Data records for software interfaces:
╭──

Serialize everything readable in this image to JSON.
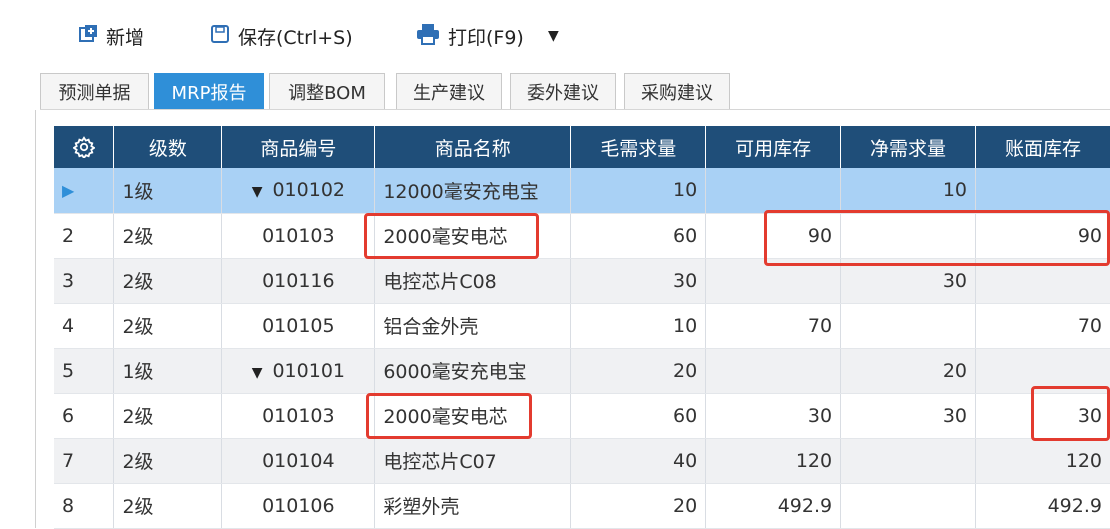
{
  "toolbar": {
    "new_label": "新增",
    "save_label": "保存(Ctrl+S)",
    "print_label": "打印(F9)"
  },
  "tabs": [
    {
      "label": "预测单据",
      "active": false
    },
    {
      "label": "MRP报告",
      "active": true
    },
    {
      "label": "调整BOM",
      "active": false
    },
    {
      "label": "生产建议",
      "active": false
    },
    {
      "label": "委外建议",
      "active": false
    },
    {
      "label": "采购建议",
      "active": false
    }
  ],
  "grid": {
    "headers": {
      "level": "级数",
      "code": "商品编号",
      "name": "商品名称",
      "gross": "毛需求量",
      "available": "可用库存",
      "net": "净需求量",
      "book": "账面库存"
    },
    "rows": [
      {
        "idx": "",
        "level": "1级",
        "code": "010102",
        "name": "12000毫安充电宝",
        "gross": "10",
        "available": "",
        "net": "10",
        "book": ""
      },
      {
        "idx": "2",
        "level": "2级",
        "code": "010103",
        "name": "2000毫安电芯",
        "gross": "60",
        "available": "90",
        "net": "",
        "book": "90"
      },
      {
        "idx": "3",
        "level": "2级",
        "code": "010116",
        "name": "电控芯片C08",
        "gross": "30",
        "available": "",
        "net": "30",
        "book": ""
      },
      {
        "idx": "4",
        "level": "2级",
        "code": "010105",
        "name": "铝合金外壳",
        "gross": "10",
        "available": "70",
        "net": "",
        "book": "70"
      },
      {
        "idx": "5",
        "level": "1级",
        "code": "010101",
        "name": "6000毫安充电宝",
        "gross": "20",
        "available": "",
        "net": "20",
        "book": ""
      },
      {
        "idx": "6",
        "level": "2级",
        "code": "010103",
        "name": "2000毫安电芯",
        "gross": "60",
        "available": "30",
        "net": "30",
        "book": "30"
      },
      {
        "idx": "7",
        "level": "2级",
        "code": "010104",
        "name": "电控芯片C07",
        "gross": "40",
        "available": "120",
        "net": "",
        "book": "120"
      },
      {
        "idx": "8",
        "level": "2级",
        "code": "010106",
        "name": "彩塑外壳",
        "gross": "20",
        "available": "492.9",
        "net": "",
        "book": "492.9"
      }
    ]
  },
  "icons": {
    "new": "plus-square-icon",
    "save": "floppy-icon",
    "print": "printer-icon",
    "dropdown": "caret-down-icon",
    "settings": "gear-icon",
    "current_row": "play-marker-icon",
    "expand": "caret-down-icon"
  },
  "colors": {
    "header_bg": "#1f4e79",
    "active_tab": "#2f8fd8",
    "selected_row": "#a9d1f5",
    "highlight_box": "#e33b2f"
  }
}
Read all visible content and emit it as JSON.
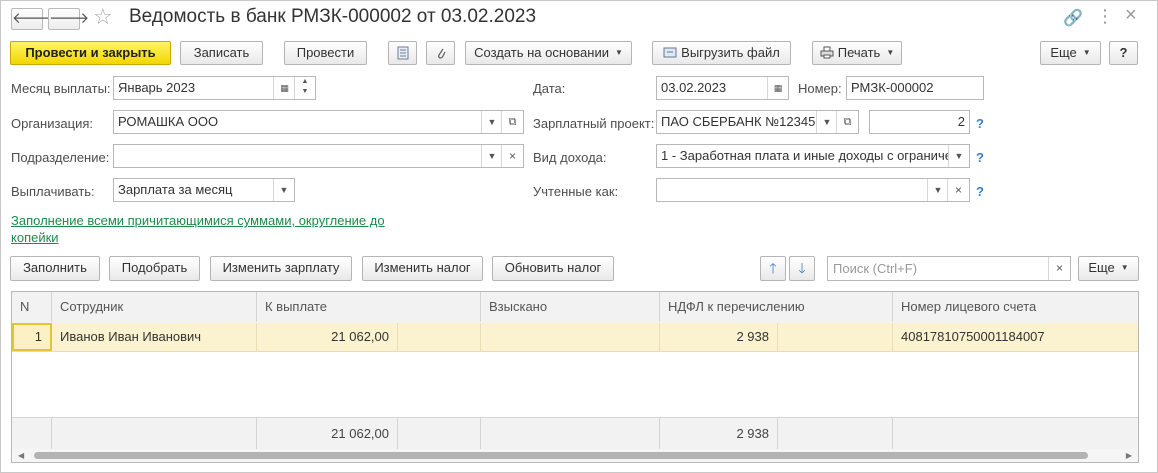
{
  "window": {
    "title": "Ведомость в банк РМЗК-000002 от 03.02.2023",
    "back_glyph": "🡐",
    "forward_glyph": "🡒",
    "star_glyph": "☆",
    "link_glyph": "🔗",
    "menu_glyph": "⋮",
    "close_glyph": "×"
  },
  "toolbar": {
    "post_close": "Провести и закрыть",
    "save": "Записать",
    "post": "Провести",
    "create_based": "Создать на основании",
    "export": "Выгрузить файл",
    "print": "Печать",
    "more": "Еще",
    "help": "?"
  },
  "form": {
    "month_label": "Месяц выплаты:",
    "month_value": "Январь 2023",
    "date_label": "Дата:",
    "date_value": "03.02.2023",
    "number_label": "Номер:",
    "number_value": "РМЗК-000002",
    "org_label": "Организация:",
    "org_value": "РОМАШКА ООО",
    "salary_project_label": "Зарплатный проект:",
    "salary_project_value": "ПАО СБЕРБАНК №12345",
    "salary_project_num": "2",
    "dept_label": "Подразделение:",
    "dept_value": "",
    "income_type_label": "Вид дохода:",
    "income_type_value": "1 - Заработная плата и иные доходы с ограниче",
    "pay_label": "Выплачивать:",
    "pay_value": "Зарплата за месяц",
    "counted_label": "Учтенные как:",
    "counted_value": "",
    "help_mark": "?",
    "fill_link": "Заполнение всеми причитающимися суммами, округление до копейки"
  },
  "table_toolbar": {
    "fill": "Заполнить",
    "pick": "Подобрать",
    "change_salary": "Изменить зарплату",
    "change_tax": "Изменить налог",
    "update_tax": "Обновить налог",
    "search_placeholder": "Поиск (Ctrl+F)",
    "more": "Еще"
  },
  "table": {
    "columns": [
      "N",
      "Сотрудник",
      "К выплате",
      "Взыскано",
      "НДФЛ к перечислению",
      "Номер лицевого счета"
    ],
    "rows": [
      {
        "n": "1",
        "employee": "Иванов Иван Иванович",
        "payout": "21 062,00",
        "withheld": "",
        "ndfl": "2 938",
        "account": "40817810750001184007"
      }
    ],
    "totals": {
      "payout": "21 062,00",
      "ndfl": "2 938"
    }
  }
}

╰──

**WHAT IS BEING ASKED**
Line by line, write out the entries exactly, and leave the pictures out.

**YOUR RESPONSE**
Serialize everything readable in this image to JSON.
{
  "toolbar": {
    "new_label": "新增",
    "save_label": "保存(Ctrl+S)",
    "print_label": "打印(F9)"
  },
  "tabs": [
    {
      "label": "预测单据",
      "active": false
    },
    {
      "label": "MRP报告",
      "active": true
    },
    {
      "label": "调整BOM",
      "active": false
    },
    {
      "label": "生产建议",
      "active": false
    },
    {
      "label": "委外建议",
      "active": false
    },
    {
      "label": "采购建议",
      "active": false
    }
  ],
  "grid": {
    "headers": {
      "level": "级数",
      "code": "商品编号",
      "name": "商品名称",
      "gross": "毛需求量",
      "available": "可用库存",
      "net": "净需求量",
      "book": "账面库存"
    },
    "rows": [
      {
        "idx": "",
        "level": "1级",
        "code": "010102",
        "name": "12000毫安充电宝",
        "gross": "10",
        "available": "",
        "net": "10",
        "book": ""
      },
      {
        "idx": "2",
        "level": "2级",
        "code": "010103",
        "name": "2000毫安电芯",
        "gross": "60",
        "available": "90",
        "net": "",
        "book": "90"
      },
      {
        "idx": "3",
        "level": "2级",
        "code": "010116",
        "name": "电控芯片C08",
        "gross": "30",
        "available": "",
        "net": "30",
        "book": ""
      },
      {
        "idx": "4",
        "level": "2级",
        "code": "010105",
        "name": "铝合金外壳",
        "gross": "10",
        "available": "70",
        "net": "",
        "book": "70"
      },
      {
        "idx": "5",
        "level": "1级",
        "code": "010101",
        "name": "6000毫安充电宝",
        "gross": "20",
        "available": "",
        "net": "20",
        "book": ""
      },
      {
        "idx": "6",
        "level": "2级",
        "code": "010103",
        "name": "2000毫安电芯",
        "gross": "60",
        "available": "30",
        "net": "30",
        "book": "30"
      },
      {
        "idx": "7",
        "level": "2级",
        "code": "010104",
        "name": "电控芯片C07",
        "gross": "40",
        "available": "120",
        "net": "",
        "book": "120"
      },
      {
        "idx": "8",
        "level": "2级",
        "code": "010106",
        "name": "彩塑外壳",
        "gross": "20",
        "available": "492.9",
        "net": "",
        "book": "492.9"
      }
    ]
  },
  "icons": {
    "new": "plus-square-icon",
    "save": "floppy-icon",
    "print": "printer-icon",
    "dropdown": "caret-down-icon",
    "settings": "gear-icon",
    "current_row": "play-marker-icon",
    "expand": "caret-down-icon"
  },
  "colors": {
    "header_bg": "#1f4e79",
    "active_tab": "#2f8fd8",
    "selected_row": "#a9d1f5",
    "highlight_box": "#e33b2f"
  }
}
Read all visible content and emit it as JSON.
{
  "window": {
    "title": "Ведомость в банк РМЗК-000002 от 03.02.2023",
    "back_glyph": "🡐",
    "forward_glyph": "🡒",
    "star_glyph": "☆",
    "link_glyph": "🔗",
    "menu_glyph": "⋮",
    "close_glyph": "×"
  },
  "toolbar": {
    "post_close": "Провести и закрыть",
    "save": "Записать",
    "post": "Провести",
    "create_based": "Создать на основании",
    "export": "Выгрузить файл",
    "print": "Печать",
    "more": "Еще",
    "help": "?"
  },
  "form": {
    "month_label": "Месяц выплаты:",
    "month_value": "Январь 2023",
    "date_label": "Дата:",
    "date_value": "03.02.2023",
    "number_label": "Номер:",
    "number_value": "РМЗК-000002",
    "org_label": "Организация:",
    "org_value": "РОМАШКА ООО",
    "salary_project_label": "Зарплатный проект:",
    "salary_project_value": "ПАО СБЕРБАНК №12345",
    "salary_project_num": "2",
    "dept_label": "Подразделение:",
    "dept_value": "",
    "income_type_label": "Вид дохода:",
    "income_type_value": "1 - Заработная плата и иные доходы с ограниче",
    "pay_label": "Выплачивать:",
    "pay_value": "Зарплата за месяц",
    "counted_label": "Учтенные как:",
    "counted_value": "",
    "help_mark": "?",
    "fill_link": "Заполнение всеми причитающимися суммами, округление до копейки"
  },
  "table_toolbar": {
    "fill": "Заполнить",
    "pick": "Подобрать",
    "change_salary": "Изменить зарплату",
    "change_tax": "Изменить налог",
    "update_tax": "Обновить налог",
    "search_placeholder": "Поиск (Ctrl+F)",
    "more": "Еще"
  },
  "table": {
    "columns": [
      "N",
      "Сотрудник",
      "К выплате",
      "Взыскано",
      "НДФЛ к перечислению",
      "Номер лицевого счета"
    ],
    "rows": [
      {
        "n": "1",
        "employee": "Иванов Иван Иванович",
        "payout": "21 062,00",
        "withheld": "",
        "ndfl": "2 938",
        "account": "40817810750001184007"
      }
    ],
    "totals": {
      "payout": "21 062,00",
      "ndfl": "2 938"
    }
  }
}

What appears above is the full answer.